• [Task directions]:
Print back each record unchanged, without pictures.

• [Material for this task]:
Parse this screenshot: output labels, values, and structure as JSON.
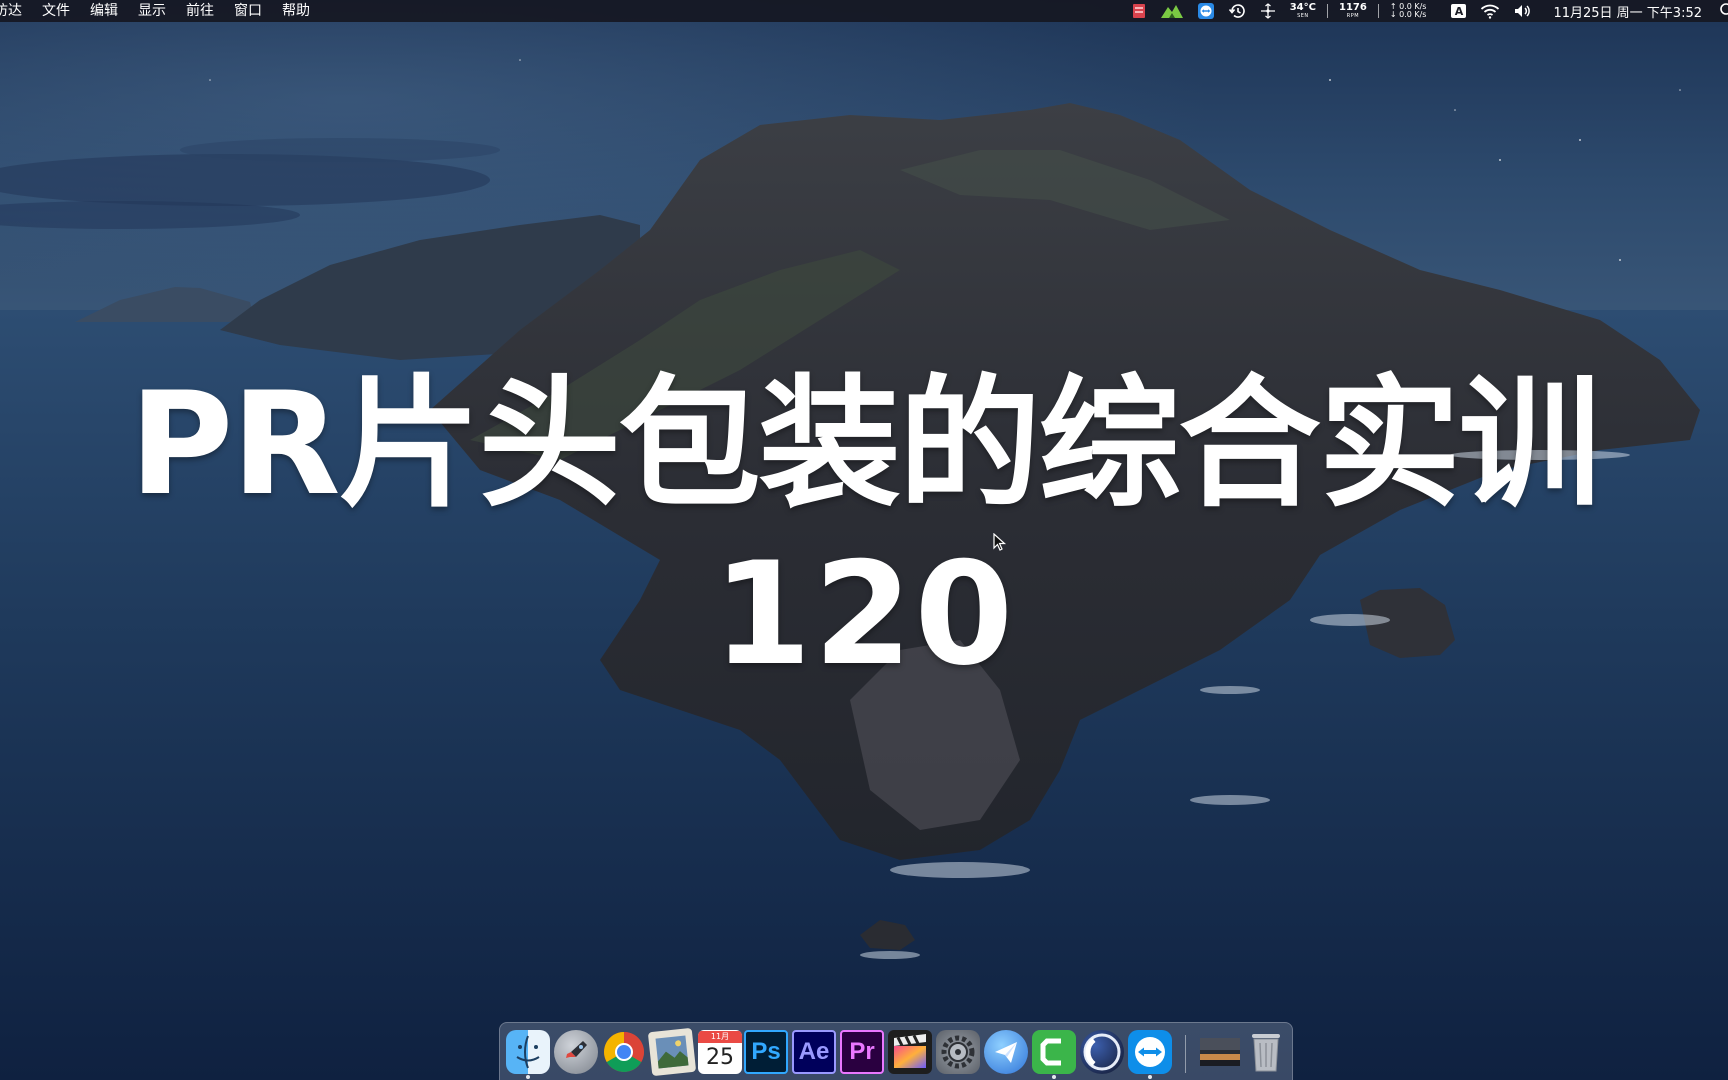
{
  "menubar": {
    "app_name": "访达",
    "menus": [
      "文件",
      "编辑",
      "显示",
      "前往",
      "窗口",
      "帮助"
    ],
    "status": {
      "temperature": "34°C",
      "temperature_label": "SEN",
      "fan_speed": "1176",
      "fan_label": "RPM",
      "net_up": "0.0 K/s",
      "net_down": "0.0 K/s",
      "input_method": "A",
      "datetime": "11月25日 周一 下午3:52"
    }
  },
  "overlay": {
    "title": "PR片头包装的综合实训",
    "number": "120"
  },
  "dock": {
    "apps": [
      "finder-icon",
      "launchpad-icon",
      "chrome-icon",
      "preview-icon",
      "calendar-icon",
      "photoshop-icon",
      "after-effects-icon",
      "premiere-icon",
      "final-cut-icon",
      "system-preferences-icon",
      "mail-icon",
      "camtasia-icon",
      "cinema4d-icon",
      "teamviewer-icon",
      "downloads-stack-icon",
      "trash-icon"
    ],
    "calendar_month": "11月",
    "calendar_day": "25",
    "ps_label": "Ps",
    "ae_label": "Ae",
    "pr_label": "Pr"
  },
  "colors": {
    "menubar_bg": "#16182a",
    "photoshop": "#31a8ff",
    "after_effects": "#9999ff",
    "premiere": "#ea77ff",
    "camtasia": "#3bb54a",
    "teamviewer": "#0e8ee9"
  }
}
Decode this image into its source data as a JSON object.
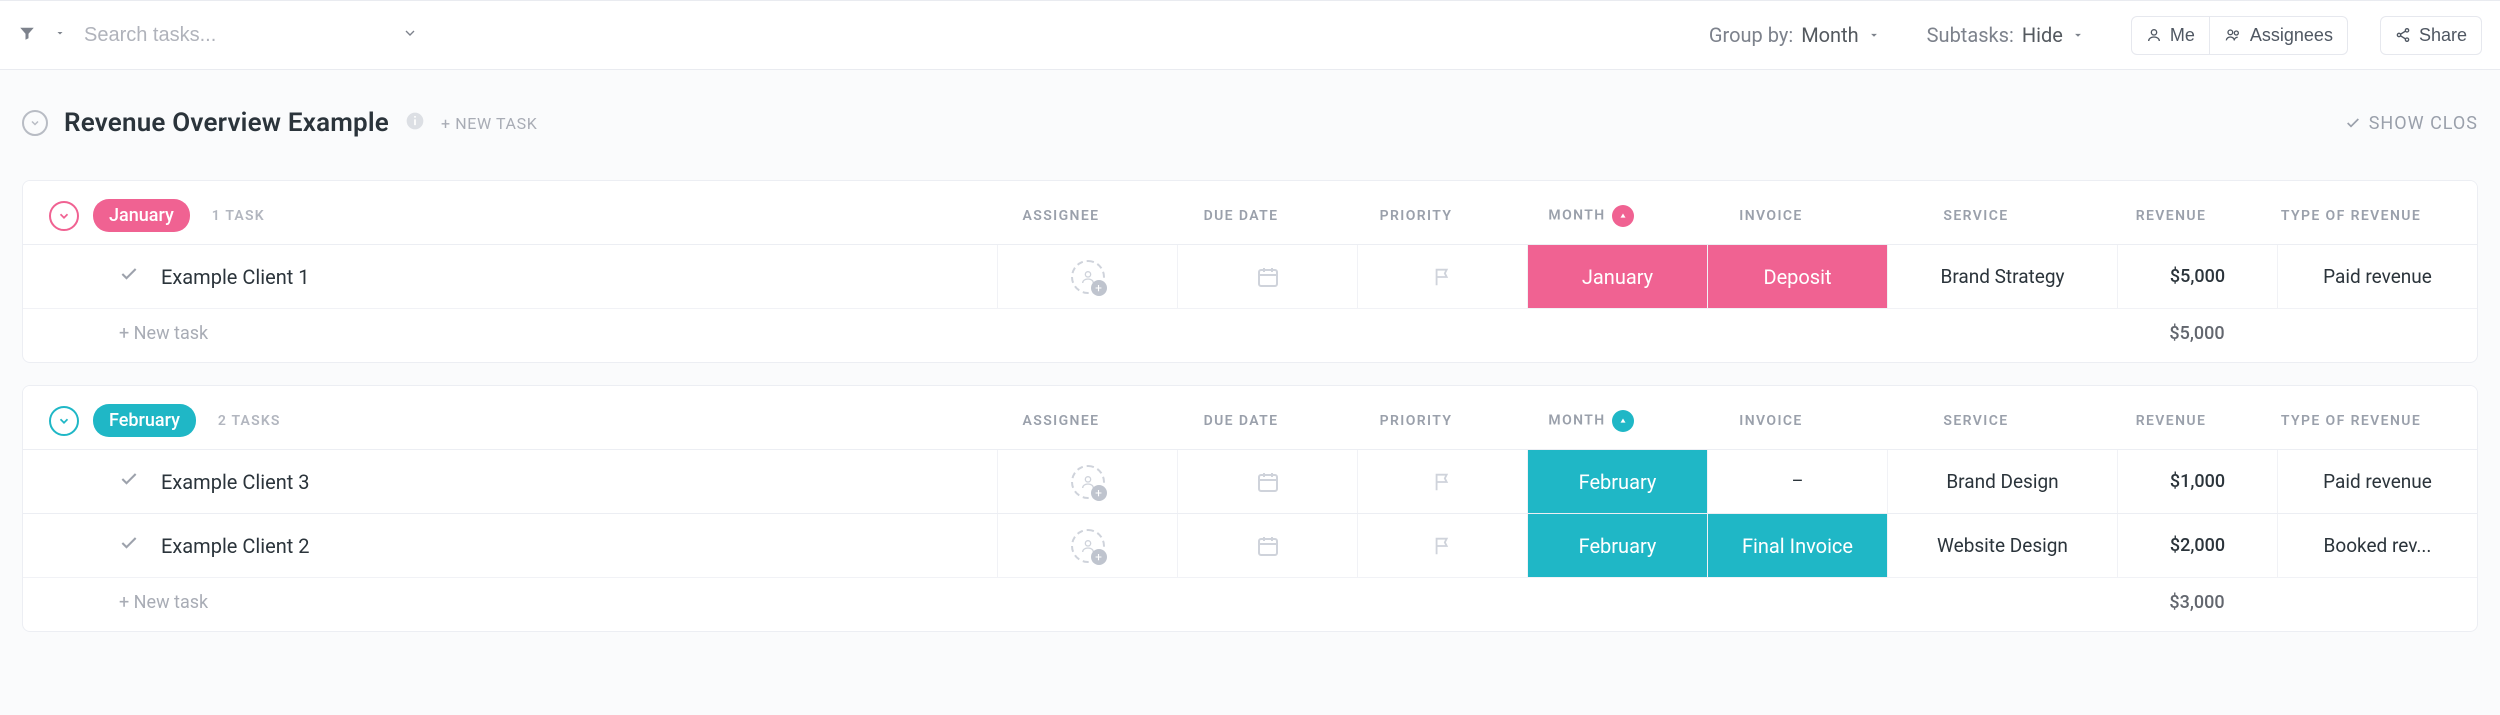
{
  "toolbar": {
    "search_placeholder": "Search tasks...",
    "group_by_label": "Group by:",
    "group_by_value": "Month",
    "subtasks_label": "Subtasks:",
    "subtasks_value": "Hide",
    "me_label": "Me",
    "assignees_label": "Assignees",
    "share_label": "Share"
  },
  "header": {
    "title": "Revenue Overview Example",
    "new_task_label": "+ NEW TASK",
    "show_closed_label": "SHOW CLOS"
  },
  "columns": {
    "assignee": "ASSIGNEE",
    "due": "DUE DATE",
    "priority": "PRIORITY",
    "month": "MONTH",
    "invoice": "INVOICE",
    "service": "SERVICE",
    "revenue": "REVENUE",
    "type": "TYPE OF REVENUE"
  },
  "new_task_row": "+ New task",
  "groups": [
    {
      "name": "January",
      "count_label": "1 TASK",
      "color": "pink",
      "rows": [
        {
          "title": "Example Client 1",
          "month": "January",
          "invoice": "Deposit",
          "service": "Brand Strategy",
          "revenue": "$5,000",
          "type": "Paid revenue"
        }
      ],
      "total": "$5,000"
    },
    {
      "name": "February",
      "count_label": "2 TASKS",
      "color": "teal",
      "rows": [
        {
          "title": "Example Client 3",
          "month": "February",
          "invoice": "–",
          "service": "Brand Design",
          "revenue": "$1,000",
          "type": "Paid revenue"
        },
        {
          "title": "Example Client 2",
          "month": "February",
          "invoice": "Final Invoice",
          "service": "Website Design",
          "revenue": "$2,000",
          "type": "Booked rev..."
        }
      ],
      "total": "$3,000"
    }
  ]
}
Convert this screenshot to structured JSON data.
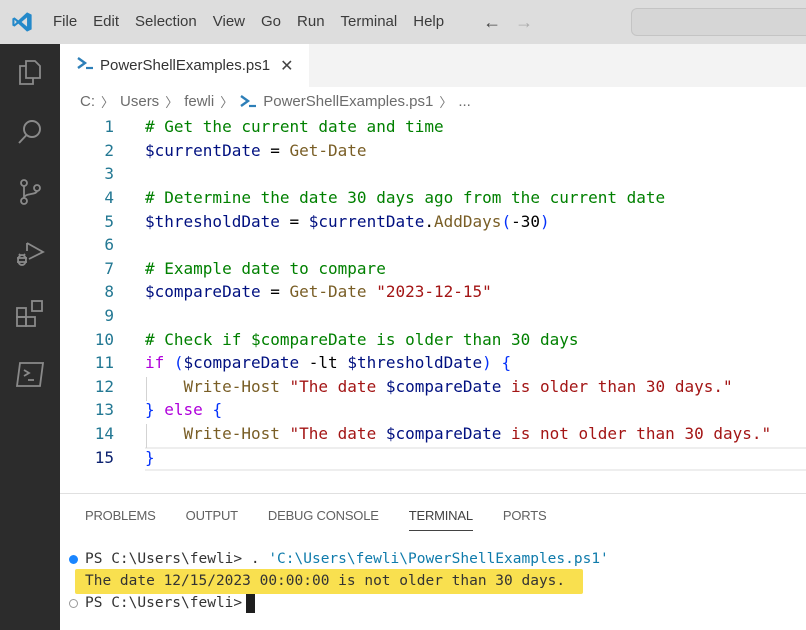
{
  "titlebar": {
    "menu": [
      "File",
      "Edit",
      "Selection",
      "View",
      "Go",
      "Run",
      "Terminal",
      "Help"
    ],
    "back_icon": "arrow-left",
    "forward_icon": "arrow-right"
  },
  "activitybar": {
    "items": [
      "explorer",
      "search",
      "source-control",
      "run-and-debug",
      "extensions",
      "terminal"
    ]
  },
  "tab": {
    "label": "PowerShellExamples.ps1",
    "close": "✕"
  },
  "breadcrumb": {
    "items": [
      "C:",
      "Users",
      "fewli",
      "PowerShellExamples.ps1",
      "..."
    ]
  },
  "editor": {
    "lines": [
      {
        "n": "1",
        "segments": [
          [
            "c",
            "# Get the current date and time"
          ]
        ]
      },
      {
        "n": "2",
        "segments": [
          [
            "v",
            "$currentDate"
          ],
          [
            "o",
            " = "
          ],
          [
            "m",
            "Get-Date"
          ]
        ]
      },
      {
        "n": "3",
        "segments": []
      },
      {
        "n": "4",
        "segments": [
          [
            "c",
            "# Determine the date 30 days ago from the current date"
          ]
        ]
      },
      {
        "n": "5",
        "segments": [
          [
            "v",
            "$thresholdDate"
          ],
          [
            "o",
            " = "
          ],
          [
            "v",
            "$currentDate"
          ],
          [
            "o",
            "."
          ],
          [
            "m",
            "AddDays"
          ],
          [
            "b",
            "("
          ],
          [
            "o",
            "-30"
          ],
          [
            "b",
            ")"
          ]
        ]
      },
      {
        "n": "6",
        "segments": []
      },
      {
        "n": "7",
        "segments": [
          [
            "c",
            "# Example date to compare"
          ]
        ]
      },
      {
        "n": "8",
        "segments": [
          [
            "v",
            "$compareDate"
          ],
          [
            "o",
            " = "
          ],
          [
            "m",
            "Get-Date"
          ],
          [
            "o",
            " "
          ],
          [
            "s",
            "\"2023-12-15\""
          ]
        ]
      },
      {
        "n": "9",
        "segments": []
      },
      {
        "n": "10",
        "segments": [
          [
            "c",
            "# Check if $compareDate is older than 30 days"
          ]
        ]
      },
      {
        "n": "11",
        "segments": [
          [
            "k",
            "if"
          ],
          [
            "o",
            " "
          ],
          [
            "b",
            "("
          ],
          [
            "v",
            "$compareDate"
          ],
          [
            "o",
            " -lt "
          ],
          [
            "v",
            "$thresholdDate"
          ],
          [
            "b",
            ")"
          ],
          [
            "o",
            " "
          ],
          [
            "b",
            "{"
          ]
        ]
      },
      {
        "n": "12",
        "segments": [
          [
            "o",
            "    "
          ],
          [
            "m",
            "Write-Host"
          ],
          [
            "o",
            " "
          ],
          [
            "s",
            "\"The date "
          ],
          [
            "v",
            "$compareDate"
          ],
          [
            "s",
            " is older than 30 days.\""
          ]
        ]
      },
      {
        "n": "13",
        "segments": [
          [
            "b",
            "}"
          ],
          [
            "o",
            " "
          ],
          [
            "k",
            "else"
          ],
          [
            "o",
            " "
          ],
          [
            "b",
            "{"
          ]
        ]
      },
      {
        "n": "14",
        "segments": [
          [
            "o",
            "    "
          ],
          [
            "m",
            "Write-Host"
          ],
          [
            "o",
            " "
          ],
          [
            "s",
            "\"The date "
          ],
          [
            "v",
            "$compareDate"
          ],
          [
            "s",
            " is not older than 30 days.\""
          ]
        ]
      },
      {
        "n": "15",
        "segments": [
          [
            "b",
            "}"
          ]
        ]
      }
    ],
    "active_line": "15"
  },
  "panel": {
    "tabs": [
      "PROBLEMS",
      "OUTPUT",
      "DEBUG CONSOLE",
      "TERMINAL",
      "PORTS"
    ],
    "active_tab": "TERMINAL"
  },
  "terminal": {
    "line1_prompt": "PS C:\\Users\\fewli> . ",
    "line1_path": "'C:\\Users\\fewli\\PowerShellExamples.ps1'",
    "line2_output": "The date 12/15/2023 00:00:00 is not older than 30 days.",
    "line3_prompt": "PS C:\\Users\\fewli>"
  },
  "colors": {
    "accent": "#007acc",
    "highlight": "#f9e04f",
    "comment": "#008000",
    "string": "#a31515",
    "variable": "#001080",
    "command": "#795e26",
    "keyword": "#af00db"
  }
}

• [Response to the exercise]:
Parse this screenshot: output labels, values, and structure as JSON.
{
  "menubar": {
    "app_name": "访达",
    "menus": [
      "文件",
      "编辑",
      "显示",
      "前往",
      "窗口",
      "帮助"
    ],
    "status": {
      "temperature": "34°C",
      "temperature_label": "SEN",
      "fan_speed": "1176",
      "fan_label": "RPM",
      "net_up": "0.0 K/s",
      "net_down": "0.0 K/s",
      "input_method": "A",
      "datetime": "11月25日 周一 下午3:52"
    }
  },
  "overlay": {
    "title": "PR片头包装的综合实训",
    "number": "120"
  },
  "dock": {
    "apps": [
      "finder-icon",
      "launchpad-icon",
      "chrome-icon",
      "preview-icon",
      "calendar-icon",
      "photoshop-icon",
      "after-effects-icon",
      "premiere-icon",
      "final-cut-icon",
      "system-preferences-icon",
      "mail-icon",
      "camtasia-icon",
      "cinema4d-icon",
      "teamviewer-icon",
      "downloads-stack-icon",
      "trash-icon"
    ],
    "calendar_month": "11月",
    "calendar_day": "25",
    "ps_label": "Ps",
    "ae_label": "Ae",
    "pr_label": "Pr"
  },
  "colors": {
    "menubar_bg": "#16182a",
    "photoshop": "#31a8ff",
    "after_effects": "#9999ff",
    "premiere": "#ea77ff",
    "camtasia": "#3bb54a",
    "teamviewer": "#0e8ee9"
  }
}
Decode this image into its source data as a JSON object.
{
  "toolbar": {
    "search_placeholder": "Search tasks...",
    "group_by_label": "Group by:",
    "group_by_value": "Month",
    "subtasks_label": "Subtasks:",
    "subtasks_value": "Hide",
    "me_label": "Me",
    "assignees_label": "Assignees",
    "share_label": "Share"
  },
  "header": {
    "title": "Revenue Overview Example",
    "new_task_label": "+ NEW TASK",
    "show_closed_label": "SHOW CLOS"
  },
  "columns": {
    "assignee": "ASSIGNEE",
    "due": "DUE DATE",
    "priority": "PRIORITY",
    "month": "MONTH",
    "invoice": "INVOICE",
    "service": "SERVICE",
    "revenue": "REVENUE",
    "type": "TYPE OF REVENUE"
  },
  "new_task_row": "+ New task",
  "groups": [
    {
      "name": "January",
      "count_label": "1 TASK",
      "color": "pink",
      "rows": [
        {
          "title": "Example Client 1",
          "month": "January",
          "invoice": "Deposit",
          "service": "Brand Strategy",
          "revenue": "$5,000",
          "type": "Paid revenue"
        }
      ],
      "total": "$5,000"
    },
    {
      "name": "February",
      "count_label": "2 TASKS",
      "color": "teal",
      "rows": [
        {
          "title": "Example Client 3",
          "month": "February",
          "invoice": "–",
          "service": "Brand Design",
          "revenue": "$1,000",
          "type": "Paid revenue"
        },
        {
          "title": "Example Client 2",
          "month": "February",
          "invoice": "Final Invoice",
          "service": "Website Design",
          "revenue": "$2,000",
          "type": "Booked rev..."
        }
      ],
      "total": "$3,000"
    }
  ]
}
Convert this screenshot to structured JSON data.
{
  "titlebar": {
    "menu": [
      "File",
      "Edit",
      "Selection",
      "View",
      "Go",
      "Run",
      "Terminal",
      "Help"
    ],
    "back_icon": "arrow-left",
    "forward_icon": "arrow-right"
  },
  "activitybar": {
    "items": [
      "explorer",
      "search",
      "source-control",
      "run-and-debug",
      "extensions",
      "terminal"
    ]
  },
  "tab": {
    "label": "PowerShellExamples.ps1",
    "close": "✕"
  },
  "breadcrumb": {
    "items": [
      "C:",
      "Users",
      "fewli",
      "PowerShellExamples.ps1",
      "..."
    ]
  },
  "editor": {
    "lines": [
      {
        "n": "1",
        "segments": [
          [
            "c",
            "# Get the current date and time"
          ]
        ]
      },
      {
        "n": "2",
        "segments": [
          [
            "v",
            "$currentDate"
          ],
          [
            "o",
            " = "
          ],
          [
            "m",
            "Get-Date"
          ]
        ]
      },
      {
        "n": "3",
        "segments": []
      },
      {
        "n": "4",
        "segments": [
          [
            "c",
            "# Determine the date 30 days ago from the current date"
          ]
        ]
      },
      {
        "n": "5",
        "segments": [
          [
            "v",
            "$thresholdDate"
          ],
          [
            "o",
            " = "
          ],
          [
            "v",
            "$currentDate"
          ],
          [
            "o",
            "."
          ],
          [
            "m",
            "AddDays"
          ],
          [
            "b",
            "("
          ],
          [
            "o",
            "-30"
          ],
          [
            "b",
            ")"
          ]
        ]
      },
      {
        "n": "6",
        "segments": []
      },
      {
        "n": "7",
        "segments": [
          [
            "c",
            "# Example date to compare"
          ]
        ]
      },
      {
        "n": "8",
        "segments": [
          [
            "v",
            "$compareDate"
          ],
          [
            "o",
            " = "
          ],
          [
            "m",
            "Get-Date"
          ],
          [
            "o",
            " "
          ],
          [
            "s",
            "\"2023-12-15\""
          ]
        ]
      },
      {
        "n": "9",
        "segments": []
      },
      {
        "n": "10",
        "segments": [
          [
            "c",
            "# Check if $compareDate is older than 30 days"
          ]
        ]
      },
      {
        "n": "11",
        "segments": [
          [
            "k",
            "if"
          ],
          [
            "o",
            " "
          ],
          [
            "b",
            "("
          ],
          [
            "v",
            "$compareDate"
          ],
          [
            "o",
            " -lt "
          ],
          [
            "v",
            "$thresholdDate"
          ],
          [
            "b",
            ")"
          ],
          [
            "o",
            " "
          ],
          [
            "b",
            "{"
          ]
        ]
      },
      {
        "n": "12",
        "segments": [
          [
            "o",
            "    "
          ],
          [
            "m",
            "Write-Host"
          ],
          [
            "o",
            " "
          ],
          [
            "s",
            "\"The date "
          ],
          [
            "v",
            "$compareDate"
          ],
          [
            "s",
            " is older than 30 days.\""
          ]
        ]
      },
      {
        "n": "13",
        "segments": [
          [
            "b",
            "}"
          ],
          [
            "o",
            " "
          ],
          [
            "k",
            "else"
          ],
          [
            "o",
            " "
          ],
          [
            "b",
            "{"
          ]
        ]
      },
      {
        "n": "14",
        "segments": [
          [
            "o",
            "    "
          ],
          [
            "m",
            "Write-Host"
          ],
          [
            "o",
            " "
          ],
          [
            "s",
            "\"The date "
          ],
          [
            "v",
            "$compareDate"
          ],
          [
            "s",
            " is not older than 30 days.\""
          ]
        ]
      },
      {
        "n": "15",
        "segments": [
          [
            "b",
            "}"
          ]
        ]
      }
    ],
    "active_line": "15"
  },
  "panel": {
    "tabs": [
      "PROBLEMS",
      "OUTPUT",
      "DEBUG CONSOLE",
      "TERMINAL",
      "PORTS"
    ],
    "active_tab": "TERMINAL"
  },
  "terminal": {
    "line1_prompt": "PS C:\\Users\\fewli> . ",
    "line1_path": "'C:\\Users\\fewli\\PowerShellExamples.ps1'",
    "line2_output": "The date 12/15/2023 00:00:00 is not older than 30 days.",
    "line3_prompt": "PS C:\\Users\\fewli>"
  },
  "colors": {
    "accent": "#007acc",
    "highlight": "#f9e04f",
    "comment": "#008000",
    "string": "#a31515",
    "variable": "#001080",
    "command": "#795e26",
    "keyword": "#af00db"
  }
}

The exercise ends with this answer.